(Entries taken from a collection)
● ● ● ●

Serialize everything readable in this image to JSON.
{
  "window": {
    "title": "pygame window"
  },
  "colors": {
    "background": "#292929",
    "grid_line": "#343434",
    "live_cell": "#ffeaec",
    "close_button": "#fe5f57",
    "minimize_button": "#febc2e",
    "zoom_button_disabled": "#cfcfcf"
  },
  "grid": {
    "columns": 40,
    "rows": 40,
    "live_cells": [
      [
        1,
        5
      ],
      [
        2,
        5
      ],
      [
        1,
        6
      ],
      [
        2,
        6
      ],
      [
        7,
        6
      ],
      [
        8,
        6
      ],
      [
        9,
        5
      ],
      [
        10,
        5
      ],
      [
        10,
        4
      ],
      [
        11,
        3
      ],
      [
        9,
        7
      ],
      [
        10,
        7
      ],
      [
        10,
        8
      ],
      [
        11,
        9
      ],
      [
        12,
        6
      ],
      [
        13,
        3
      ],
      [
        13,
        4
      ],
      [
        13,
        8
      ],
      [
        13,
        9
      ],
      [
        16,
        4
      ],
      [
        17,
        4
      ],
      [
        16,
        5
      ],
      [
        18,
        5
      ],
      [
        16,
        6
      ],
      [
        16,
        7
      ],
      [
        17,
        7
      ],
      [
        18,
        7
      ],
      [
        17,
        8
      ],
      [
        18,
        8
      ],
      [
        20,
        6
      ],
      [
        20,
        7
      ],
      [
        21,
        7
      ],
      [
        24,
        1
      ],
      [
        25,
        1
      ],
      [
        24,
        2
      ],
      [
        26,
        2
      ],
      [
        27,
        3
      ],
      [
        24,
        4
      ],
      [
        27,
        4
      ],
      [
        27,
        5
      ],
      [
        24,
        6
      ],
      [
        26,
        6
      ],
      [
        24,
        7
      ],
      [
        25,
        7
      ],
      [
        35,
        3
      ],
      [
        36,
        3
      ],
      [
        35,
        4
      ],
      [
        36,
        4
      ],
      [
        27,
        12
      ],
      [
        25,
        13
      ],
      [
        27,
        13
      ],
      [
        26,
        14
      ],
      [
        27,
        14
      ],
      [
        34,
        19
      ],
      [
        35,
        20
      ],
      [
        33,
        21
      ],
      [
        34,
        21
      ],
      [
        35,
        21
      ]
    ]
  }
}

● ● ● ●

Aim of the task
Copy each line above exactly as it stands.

Result of the task
Serialize everything readable in this image to JSON.
{
  "window": {
    "title": "pygame window"
  },
  "colors": {
    "background": "#292929",
    "grid_line": "#343434",
    "live_cell": "#ffeaec",
    "close_button": "#fe5f57",
    "minimize_button": "#febc2e",
    "zoom_button_disabled": "#cfcfcf"
  },
  "grid": {
    "columns": 40,
    "rows": 40,
    "live_cells": [
      [
        1,
        5
      ],
      [
        2,
        5
      ],
      [
        1,
        6
      ],
      [
        2,
        6
      ],
      [
        7,
        6
      ],
      [
        8,
        6
      ],
      [
        9,
        5
      ],
      [
        10,
        5
      ],
      [
        10,
        4
      ],
      [
        11,
        3
      ],
      [
        9,
        7
      ],
      [
        10,
        7
      ],
      [
        10,
        8
      ],
      [
        11,
        9
      ],
      [
        12,
        6
      ],
      [
        13,
        3
      ],
      [
        13,
        4
      ],
      [
        13,
        8
      ],
      [
        13,
        9
      ],
      [
        16,
        4
      ],
      [
        17,
        4
      ],
      [
        16,
        5
      ],
      [
        18,
        5
      ],
      [
        16,
        6
      ],
      [
        16,
        7
      ],
      [
        17,
        7
      ],
      [
        18,
        7
      ],
      [
        17,
        8
      ],
      [
        18,
        8
      ],
      [
        20,
        6
      ],
      [
        20,
        7
      ],
      [
        21,
        7
      ],
      [
        24,
        1
      ],
      [
        25,
        1
      ],
      [
        24,
        2
      ],
      [
        26,
        2
      ],
      [
        27,
        3
      ],
      [
        24,
        4
      ],
      [
        27,
        4
      ],
      [
        27,
        5
      ],
      [
        24,
        6
      ],
      [
        26,
        6
      ],
      [
        24,
        7
      ],
      [
        25,
        7
      ],
      [
        35,
        3
      ],
      [
        36,
        3
      ],
      [
        35,
        4
      ],
      [
        36,
        4
      ],
      [
        27,
        12
      ],
      [
        25,
        13
      ],
      [
        27,
        13
      ],
      [
        26,
        14
      ],
      [
        27,
        14
      ],
      [
        34,
        19
      ],
      [
        35,
        20
      ],
      [
        33,
        21
      ],
      [
        34,
        21
      ],
      [
        35,
        21
      ]
    ]
  }
}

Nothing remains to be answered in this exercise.